By Lindsay Carey
Congressman John Larson recently introduced his new proposal to expand the benefits of Social Securityat the Calendar House in Southington on the 79th anniversary of the legislation.
Larson expressed his frustration with the perspective that views Social Security as an entitlement. The congressman instead referred to Social Security as insurance that has already been paid for.
“This is the insurance that you paid for, that you earned, that through your work and your direct deposits contributes to the more than $3 trillion that is in Social Security currently,” said Larson. “It was put there by you, so this is not an entitlement. This was earned by you.”
According to Larson, Social Security is solvent for the next 75 years and is currently covered through 2033. However, his proposed bill would secure it into the next century. The bill is called the Social Security2100 Act.
“It’s the 79 birthday of Social Security and we’re trying to make sure it’s around another 79 years,” said Larson. “Let’s give it the guarantee that it will be.”
The congressman said that he began working on Social Security reform because he serves on the Ways and Means Committee in Congress. Part of the committee’s jurisdiction is social security, in addition to Medicare and healthcare.
Larson referenced Robert Ball, who was known for his work as the former head of Social Securityf or the United States, and examined his views on how Social Security should function in this country. He used Ball’s view to figure out how to strengthen Social Security today.
Larson said that in his proposal, Social Security must be increased by about 2 percent overall. On average that is about $300 more for retirees. He also introduced the term Consumer Price Index Elderly (CPIE), which will function to take into consideration the cost of living for elderly rather than them being measured by the overall Consumer Price Index (CPI).
“The special needs of elderly once they reach the retirement age, their needs can’t be identified be defined just by the CPI,” said Larson. “The elderly incur special circumstances frankly that young people and others don’t.”
Larson’s proposal suggests adjusting the CPI to CPIE for the elderly to match their actual circumstances, such as disabilities and medical bills. He said that their cost of living could be easily calculated by actuaries and taken into consideration.
“We think that’s the fair and the right thing to do,” said Larson.
His plan also calls for tax breaks for seniors who are still working. Currently, a single senior making $25,000 is taxed and a couple is taxed at $32,000. Larson’s plan adjusts that to begin taxing an individual at $50,000 and a couple at $100,000.
“So that if people are working part time to come up with the pocket change you need to pay the bills, to buy the grandkids a present and maybe go to an ice cream shop or go out to dinner every now and again,” said Larson. “What do we want to be taxing people for that for?”
According to Larson, the Chief Actuary for Social Security has read through his plan and said that it is “actuarially sound beyond the next 75 years.” His proposal has also been endorsed by Social Security Works among many other individuals and has received a positive response from most.
“No one has said its perfect, but everyone has said it’s going in the right direction,” said Larson. “The start of the longest journey begins with the first step.”

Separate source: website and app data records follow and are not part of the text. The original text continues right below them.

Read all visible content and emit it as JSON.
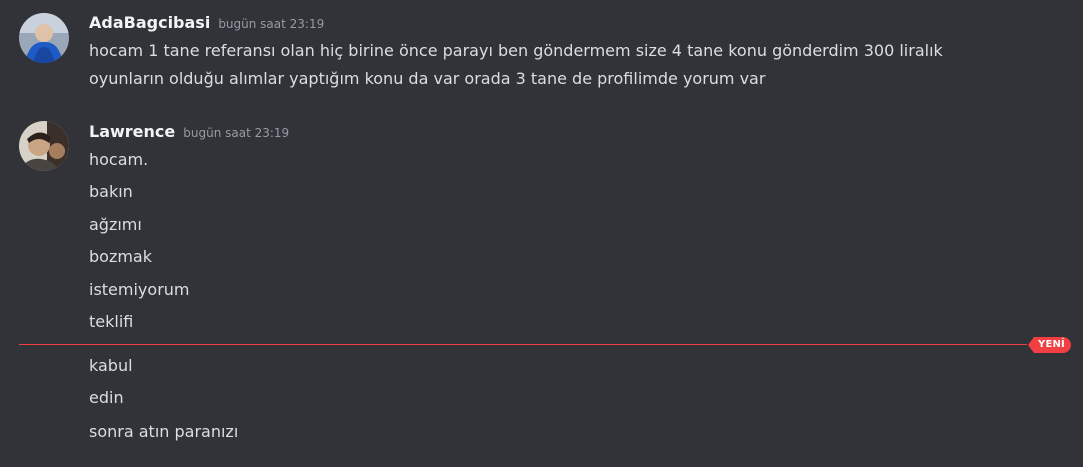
{
  "messages": [
    {
      "author": "AdaBagcibasi",
      "time": "bugün saat 23:19",
      "lines": [
        "hocam 1 tane referansı olan hiç birine önce parayı ben göndermem size 4 tane konu gönderdim 300 liralık",
        "oyunların olduğu alımlar yaptığım konu da var orada 3 tane de profilimde yorum var"
      ]
    },
    {
      "author": "Lawrence",
      "time": "bugün saat 23:19",
      "lines": [
        "hocam.",
        "bakın",
        "ağzımı",
        "bozmak",
        "istemiyorum",
        "teklifi"
      ]
    }
  ],
  "new_divider": {
    "label": "YENİ"
  },
  "after_divider_lines": [
    "kabul",
    "edin",
    "sonra atın paranızı"
  ],
  "colors": {
    "background": "#313338",
    "username": "#f2f3f5",
    "timestamp": "#949ba4",
    "text": "#dbdee1",
    "new_marker": "#f23f42"
  }
}
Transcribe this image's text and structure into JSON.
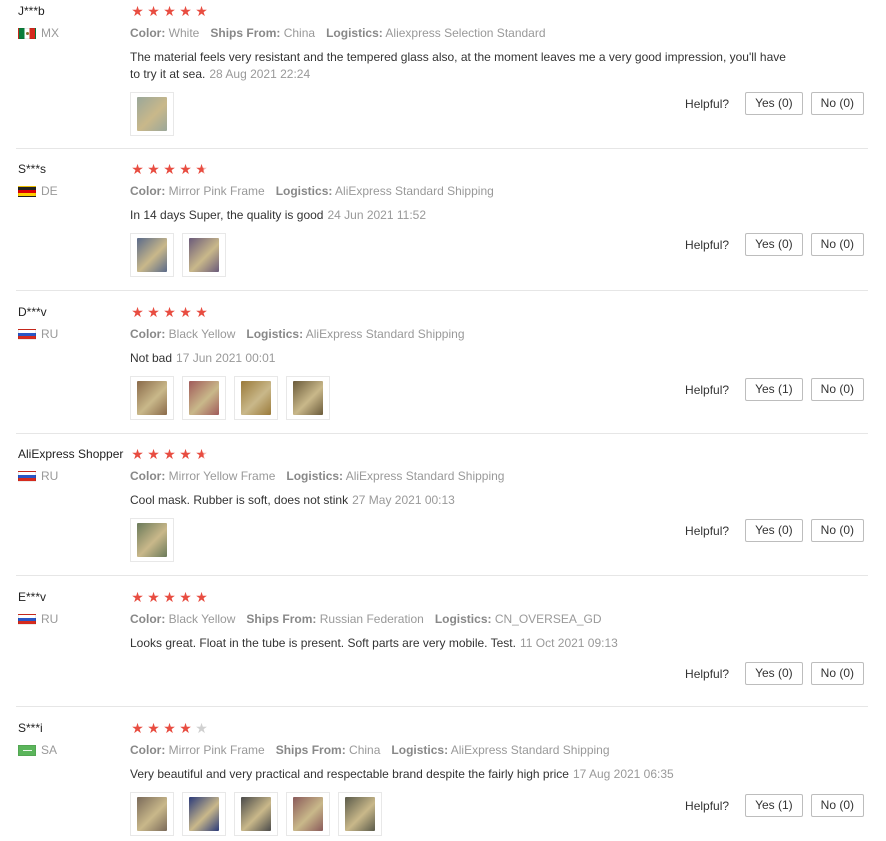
{
  "labels": {
    "helpful": "Helpful?",
    "color": "Color:",
    "ships_from": "Ships From:",
    "logistics": "Logistics:"
  },
  "colors": {
    "star": "#e84d41",
    "star_empty": "#d0d0d0",
    "divider": "#e6e6e6",
    "muted": "#999999"
  },
  "reviews": [
    {
      "user": "J***b",
      "country": "MX",
      "flag": "mx",
      "rating": 5,
      "color": "White",
      "ships_from": "China",
      "logistics": "Aliexpress Selection Standard",
      "text": "The material feels very resistant and the tempered glass also, at the moment leaves me a very good impression, you'll have to try it at sea.",
      "date": "28 Aug 2021 22:24",
      "yes": "Yes (0)",
      "no": "No (0)",
      "photos": [
        "#9aa79a"
      ]
    },
    {
      "user": "S***s",
      "country": "DE",
      "flag": "de",
      "rating": 4.5,
      "color": "Mirror Pink Frame",
      "logistics": "AliExpress Standard Shipping",
      "text": "In 14 days Super, the quality is good",
      "date": "24 Jun 2021 11:52",
      "yes": "Yes (0)",
      "no": "No (0)",
      "photos": [
        "#5a6a8a",
        "#6a5a7a"
      ]
    },
    {
      "user": "D***v",
      "country": "RU",
      "flag": "ru",
      "rating": 5,
      "color": "Black Yellow",
      "logistics": "AliExpress Standard Shipping",
      "text": "Not bad",
      "date": "17 Jun 2021 00:01",
      "yes": "Yes (1)",
      "no": "No (0)",
      "photos": [
        "#8a6a4a",
        "#a05a5a",
        "#9a7a3a",
        "#6a5a3a"
      ]
    },
    {
      "user": "AliExpress Shopper",
      "country": "RU",
      "flag": "ru",
      "rating": 4.5,
      "color": "Mirror Yellow Frame",
      "logistics": "AliExpress Standard Shipping",
      "text": "Cool mask. Rubber is soft, does not stink",
      "date": "27 May 2021 00:13",
      "yes": "Yes (0)",
      "no": "No (0)",
      "photos": [
        "#6a7a5a"
      ]
    },
    {
      "user": "E***v",
      "country": "RU",
      "flag": "ru",
      "rating": 5,
      "color": "Black Yellow",
      "ships_from": "Russian Federation",
      "logistics": "CN_OVERSEA_GD",
      "text": "Looks great. Float in the tube is present. Soft parts are very mobile. Test.",
      "date": "11 Oct 2021 09:13",
      "yes": "Yes (0)",
      "no": "No (0)",
      "photos": []
    },
    {
      "user": "S***i",
      "country": "SA",
      "flag": "sa",
      "rating": 4,
      "color": "Mirror Pink Frame",
      "ships_from": "China",
      "logistics": "AliExpress Standard Shipping",
      "text": "Very beautiful and very practical and respectable brand despite the fairly high price",
      "date": "17 Aug 2021 06:35",
      "yes": "Yes (1)",
      "no": "No (0)",
      "photos": [
        "#7a6a5a",
        "#2a3a7a",
        "#4a4a4a",
        "#8a5a5a",
        "#5a5a4a"
      ]
    }
  ]
}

Congressman Larson explained that his proposal will not only benefit seniors, who already paid for Social Security, but also the younger generations.
With more knowledge about living healthier and the strides in the medical industry, Larson believes the younger generations will live longer so his proposal will benefit them as well.
“People are living longer. They’re living healthier lifestyles and modern day medicine allows us to stay alive,” said Larson. “So for future generations, my children for example, are easily going to live into their hundreds without much of a problem.”
Larson said that he talked with a senior in Wethersfield, who was living in subsidized housing and had to receive food from Meals on Wheels. This was because she was only receiving $9,000 from Social Security, which was her only income. Women typically receive $12-$14,000.
Larson cited a figure from an article in the Washington that says that more than 20 percent of the population has no other income besides what they receive from Social Security.
“The older people should not fall into poverty, because times have changed,” said Larson.”
Many of the people that came were retirees with comments and questions for the Congressman regarding the future of social security. Larson welcomed the questions and concerns of all those who attended.
“I wanted to see where he stood,” said retiree Kent Smith Jr. “I figure I should come try to strengthen Social Security by talking to my representative, so that he knows where I stand and they don’t decrease Social Security for retirees where really that’s all they have.
Representatives from the Southington Apple Valley AARP were also present.
Overall, Congressman Larson’s new bill proposes an increase in the amount of money seniors receive from social security, consideration of the cost of living for elderly, and a tax break for those who are still working. His next step will be to begin collecting signatures among Congress to move the bill forward.
“The system should work on the behalf of the people that paid into it,” said Larson.
By Lindsay Carey